> Information supplied
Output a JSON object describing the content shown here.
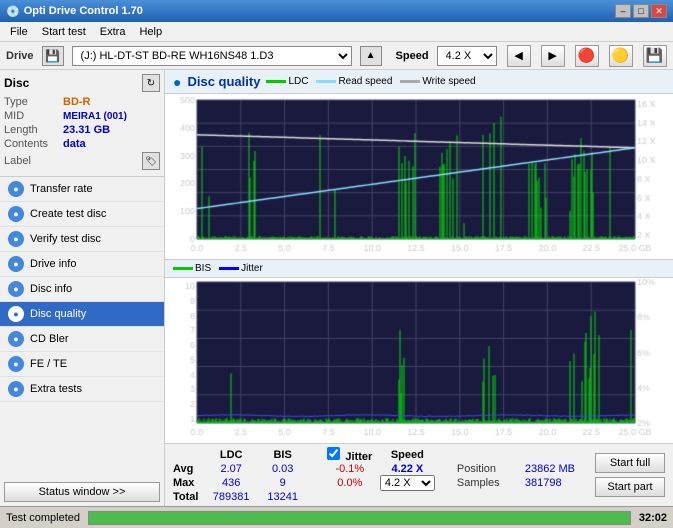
{
  "window": {
    "title": "Opti Drive Control 1.70",
    "icon": "disc-icon"
  },
  "title_buttons": {
    "minimize": "–",
    "maximize": "□",
    "close": "✕"
  },
  "menu": {
    "items": [
      "File",
      "Start test",
      "Extra",
      "Help"
    ]
  },
  "drive": {
    "label": "Drive",
    "selected": "(J:)  HL-DT-ST BD-RE  WH16NS48 1.D3",
    "speed_label": "Speed",
    "speed_selected": "4.2 X"
  },
  "disc": {
    "title": "Disc",
    "type_label": "Type",
    "type_value": "BD-R",
    "mid_label": "MID",
    "mid_value": "MEIRA1 (001)",
    "length_label": "Length",
    "length_value": "23.31 GB",
    "contents_label": "Contents",
    "contents_value": "data",
    "label_label": "Label"
  },
  "nav": {
    "items": [
      {
        "id": "transfer-rate",
        "label": "Transfer rate",
        "active": false
      },
      {
        "id": "create-test-disc",
        "label": "Create test disc",
        "active": false
      },
      {
        "id": "verify-test-disc",
        "label": "Verify test disc",
        "active": false
      },
      {
        "id": "drive-info",
        "label": "Drive info",
        "active": false
      },
      {
        "id": "disc-info",
        "label": "Disc info",
        "active": false
      },
      {
        "id": "disc-quality",
        "label": "Disc quality",
        "active": true
      },
      {
        "id": "cd-bler",
        "label": "CD Bler",
        "active": false
      },
      {
        "id": "fe-te",
        "label": "FE / TE",
        "active": false
      },
      {
        "id": "extra-tests",
        "label": "Extra tests",
        "active": false
      }
    ],
    "status_btn": "Status window >>"
  },
  "content": {
    "title": "Disc quality",
    "legend": {
      "ldc": {
        "label": "LDC",
        "color": "#00aa00"
      },
      "read_speed": {
        "label": "Read speed",
        "color": "#88ddff"
      },
      "write_speed": {
        "label": "Write speed",
        "color": "white"
      },
      "bis": {
        "label": "BIS",
        "color": "#00aa00"
      },
      "jitter": {
        "label": "Jitter",
        "color": "#0000ff"
      }
    }
  },
  "stats": {
    "ldc_header": "LDC",
    "bis_header": "BIS",
    "jitter_header": "Jitter",
    "speed_header": "Speed",
    "avg_label": "Avg",
    "max_label": "Max",
    "total_label": "Total",
    "ldc_avg": "2.07",
    "ldc_max": "436",
    "ldc_total": "789381",
    "bis_avg": "0.03",
    "bis_max": "9",
    "bis_total": "13241",
    "jitter_avg": "-0.1%",
    "jitter_max": "0.0%",
    "speed_value": "4.22 X",
    "speed_label2": "4.2 X",
    "position_label": "Position",
    "position_value": "23862 MB",
    "samples_label": "Samples",
    "samples_value": "381798",
    "jitter_checked": true,
    "jitter_checkbox_label": "Jitter",
    "start_full_btn": "Start full",
    "start_part_btn": "Start part"
  },
  "status_bar": {
    "text": "Test completed",
    "progress": 100,
    "time": "32:02"
  },
  "chart1": {
    "y_labels_right": [
      "16 X",
      "14 X",
      "12 X",
      "10 X",
      "8 X",
      "6 X",
      "4 X",
      "2 X"
    ],
    "y_labels_left": [
      "500",
      "400",
      "300",
      "200",
      "100"
    ],
    "x_labels": [
      "0.0",
      "2.5",
      "5.0",
      "7.5",
      "10.0",
      "12.5",
      "15.0",
      "17.5",
      "20.0",
      "22.5",
      "25.0 GB"
    ]
  },
  "chart2": {
    "y_labels_right": [
      "10%",
      "8%",
      "6%",
      "4%",
      "2%"
    ],
    "y_labels_left": [
      "10",
      "9",
      "8",
      "7",
      "6",
      "5",
      "4",
      "3",
      "2",
      "1"
    ],
    "x_labels": [
      "0.0",
      "2.5",
      "5.0",
      "7.5",
      "10.0",
      "12.5",
      "15.0",
      "17.5",
      "20.0",
      "22.5",
      "25.0 GB"
    ]
  }
}
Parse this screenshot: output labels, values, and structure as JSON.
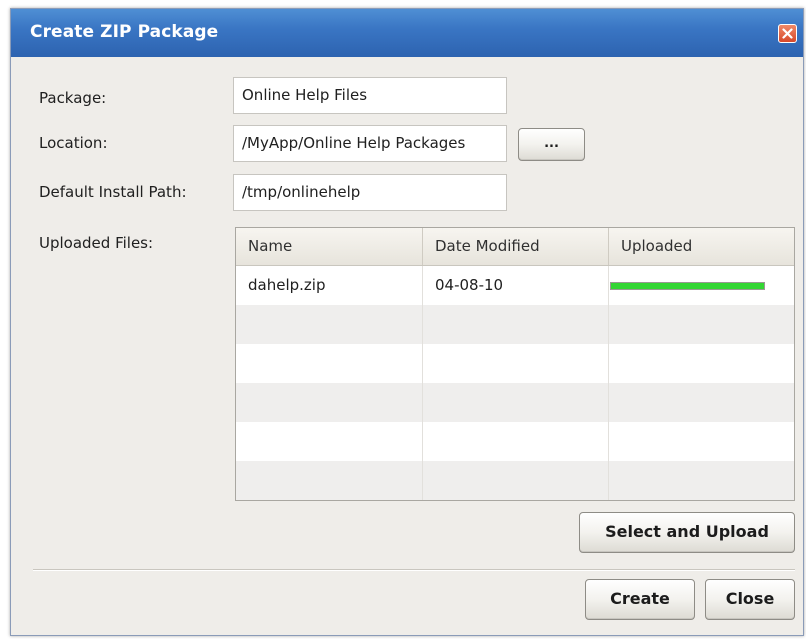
{
  "window": {
    "title": "Create ZIP Package"
  },
  "form": {
    "package_label": "Package:",
    "package_value": "Online Help Files",
    "location_label": "Location:",
    "location_value": "/MyApp/Online Help Packages",
    "browse_label": "...",
    "install_path_label": "Default Install Path:",
    "install_path_value": "/tmp/onlinehelp",
    "uploaded_files_label": "Uploaded Files:"
  },
  "table": {
    "columns": [
      "Name",
      "Date Modified",
      "Uploaded"
    ],
    "rows": [
      {
        "name": "dahelp.zip",
        "date_modified": "04-08-10",
        "uploaded_progress": 1.0
      }
    ]
  },
  "buttons": {
    "select_upload": "Select and Upload",
    "create": "Create",
    "close": "Close"
  },
  "colors": {
    "titlebar": "#3a76c4",
    "progress_fill": "#33d633",
    "close_button": "#d7482a"
  },
  "icons": {
    "close": "close-icon"
  }
}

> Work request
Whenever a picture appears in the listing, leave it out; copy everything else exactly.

> Exercise answer
Output a JSON object describing the content shown here.
{
  "window": {
    "title": "Opti Drive Control 1.70",
    "icon": "disc-icon"
  },
  "title_buttons": {
    "minimize": "–",
    "maximize": "□",
    "close": "✕"
  },
  "menu": {
    "items": [
      "File",
      "Start test",
      "Extra",
      "Help"
    ]
  },
  "drive": {
    "label": "Drive",
    "selected": "(J:)  HL-DT-ST BD-RE  WH16NS48 1.D3",
    "speed_label": "Speed",
    "speed_selected": "4.2 X"
  },
  "disc": {
    "title": "Disc",
    "type_label": "Type",
    "type_value": "BD-R",
    "mid_label": "MID",
    "mid_value": "MEIRA1 (001)",
    "length_label": "Length",
    "length_value": "23.31 GB",
    "contents_label": "Contents",
    "contents_value": "data",
    "label_label": "Label"
  },
  "nav": {
    "items": [
      {
        "id": "transfer-rate",
        "label": "Transfer rate",
        "active": false
      },
      {
        "id": "create-test-disc",
        "label": "Create test disc",
        "active": false
      },
      {
        "id": "verify-test-disc",
        "label": "Verify test disc",
        "active": false
      },
      {
        "id": "drive-info",
        "label": "Drive info",
        "active": false
      },
      {
        "id": "disc-info",
        "label": "Disc info",
        "active": false
      },
      {
        "id": "disc-quality",
        "label": "Disc quality",
        "active": true
      },
      {
        "id": "cd-bler",
        "label": "CD Bler",
        "active": false
      },
      {
        "id": "fe-te",
        "label": "FE / TE",
        "active": false
      },
      {
        "id": "extra-tests",
        "label": "Extra tests",
        "active": false
      }
    ],
    "status_btn": "Status window >>"
  },
  "content": {
    "title": "Disc quality",
    "legend": {
      "ldc": {
        "label": "LDC",
        "color": "#00aa00"
      },
      "read_speed": {
        "label": "Read speed",
        "color": "#88ddff"
      },
      "write_speed": {
        "label": "Write speed",
        "color": "white"
      },
      "bis": {
        "label": "BIS",
        "color": "#00aa00"
      },
      "jitter": {
        "label": "Jitter",
        "color": "#0000ff"
      }
    }
  },
  "stats": {
    "ldc_header": "LDC",
    "bis_header": "BIS",
    "jitter_header": "Jitter",
    "speed_header": "Speed",
    "avg_label": "Avg",
    "max_label": "Max",
    "total_label": "Total",
    "ldc_avg": "2.07",
    "ldc_max": "436",
    "ldc_total": "789381",
    "bis_avg": "0.03",
    "bis_max": "9",
    "bis_total": "13241",
    "jitter_avg": "-0.1%",
    "jitter_max": "0.0%",
    "speed_value": "4.22 X",
    "speed_label2": "4.2 X",
    "position_label": "Position",
    "position_value": "23862 MB",
    "samples_label": "Samples",
    "samples_value": "381798",
    "jitter_checked": true,
    "jitter_checkbox_label": "Jitter",
    "start_full_btn": "Start full",
    "start_part_btn": "Start part"
  },
  "status_bar": {
    "text": "Test completed",
    "progress": 100,
    "time": "32:02"
  },
  "chart1": {
    "y_labels_right": [
      "16 X",
      "14 X",
      "12 X",
      "10 X",
      "8 X",
      "6 X",
      "4 X",
      "2 X"
    ],
    "y_labels_left": [
      "500",
      "400",
      "300",
      "200",
      "100"
    ],
    "x_labels": [
      "0.0",
      "2.5",
      "5.0",
      "7.5",
      "10.0",
      "12.5",
      "15.0",
      "17.5",
      "20.0",
      "22.5",
      "25.0 GB"
    ]
  },
  "chart2": {
    "y_labels_right": [
      "10%",
      "8%",
      "6%",
      "4%",
      "2%"
    ],
    "y_labels_left": [
      "10",
      "9",
      "8",
      "7",
      "6",
      "5",
      "4",
      "3",
      "2",
      "1"
    ],
    "x_labels": [
      "0.0",
      "2.5",
      "5.0",
      "7.5",
      "10.0",
      "12.5",
      "15.0",
      "17.5",
      "20.0",
      "22.5",
      "25.0 GB"
    ]
  }
}
Parse this screenshot: output labels, values, and structure as JSON.
{
  "window": {
    "title": "Create ZIP Package"
  },
  "form": {
    "package_label": "Package:",
    "package_value": "Online Help Files",
    "location_label": "Location:",
    "location_value": "/MyApp/Online Help Packages",
    "browse_label": "...",
    "install_path_label": "Default Install Path:",
    "install_path_value": "/tmp/onlinehelp",
    "uploaded_files_label": "Uploaded Files:"
  },
  "table": {
    "columns": [
      "Name",
      "Date Modified",
      "Uploaded"
    ],
    "rows": [
      {
        "name": "dahelp.zip",
        "date_modified": "04-08-10",
        "uploaded_progress": 1.0
      }
    ]
  },
  "buttons": {
    "select_upload": "Select and Upload",
    "create": "Create",
    "close": "Close"
  },
  "colors": {
    "titlebar": "#3a76c4",
    "progress_fill": "#33d633",
    "close_button": "#d7482a"
  },
  "icons": {
    "close": "close-icon"
  }
}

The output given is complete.